Virtual Private Network (VPN) is one of the best solutions you can have to protect your privacy and data on the Internet, but you should be more vigilant while choosing a VPN service which truly respects your privacy.

If you are using the popular VPN service Hotspot Shield for online anonymity and privacy, you may inadvertently be leaking your real IP address and other sensitive information.

Developed by AnchorFree GmbH, Hotspot Shield is a VPN service available for free on Google Play Store and Apple Mac App Store with an estimated 500 million users around the world.

The service promises to “secure all online activities,” hide users’ IP addresses and their identities and protect them from tracking by transferring their internet and browsing traffic through its encrypted channel.
However, an ‘alleged’ information disclosure vulnerability discovered in Hotspot Shield results in the exposure of users data, like the name of Wi-Fi network name (if connected), their real IP addresses, which could reveal their location, and other sensitive information.

The vulnerability, assigned CVE-2018-6460, has been discovered and reported to the company by an independent security researcher, Paulos Yibelo, but he made details of the vulnerability to the public on Monday after not receiving a response from the company.

According to the researcher claims, the flaw resides in the local web server (runs on a hardcoded host 127.0.0.1 and port 895) that Hotspot Shield installs on the user’s machine.

This server hosts multiple JSONP endpoints, which are surprisingly accessible to unauthenticated requests as well that in response could reveal sensitive information about the active VPN service, including its configuration details.

“http://localhost:895/status.js generates a sensitive JSON response that reveals whether the user is connected to VPN, to which VPN he/she is connected to what and what their real IP address is & other system juicy information.

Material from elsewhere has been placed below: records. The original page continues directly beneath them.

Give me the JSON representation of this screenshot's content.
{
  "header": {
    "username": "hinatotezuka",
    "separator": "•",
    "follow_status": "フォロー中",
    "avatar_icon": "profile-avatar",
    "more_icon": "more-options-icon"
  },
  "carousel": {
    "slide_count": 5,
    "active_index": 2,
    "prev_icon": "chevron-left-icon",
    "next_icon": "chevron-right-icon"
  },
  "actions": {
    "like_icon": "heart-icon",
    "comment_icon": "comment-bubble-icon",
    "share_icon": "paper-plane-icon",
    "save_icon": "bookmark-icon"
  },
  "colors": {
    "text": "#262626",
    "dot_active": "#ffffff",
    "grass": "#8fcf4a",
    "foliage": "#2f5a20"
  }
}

There are other multiple endpoints that return sensitive data including configuration details,” Yibelo claims.

“User-controlled input is not sufficiently filtered: an unauthenticated attacker can send a POST request to /status.js with the parameter func=$_APPLOG.Rfunc and extract sensitive information about the machine,” the vulnerability description reads.

Yibelo has also publicly released a proof-of-concept (PoC) exploit code—just a few lines of JavaScript code—that could allow an unauthenticated, remote attacker to extract sensitive information and configuration data.

To read the original article:

 

Laisser un commentaire

Votre adresse de messagerie ne sera pas publiée. Les champs obligatoires sont indiqués avec *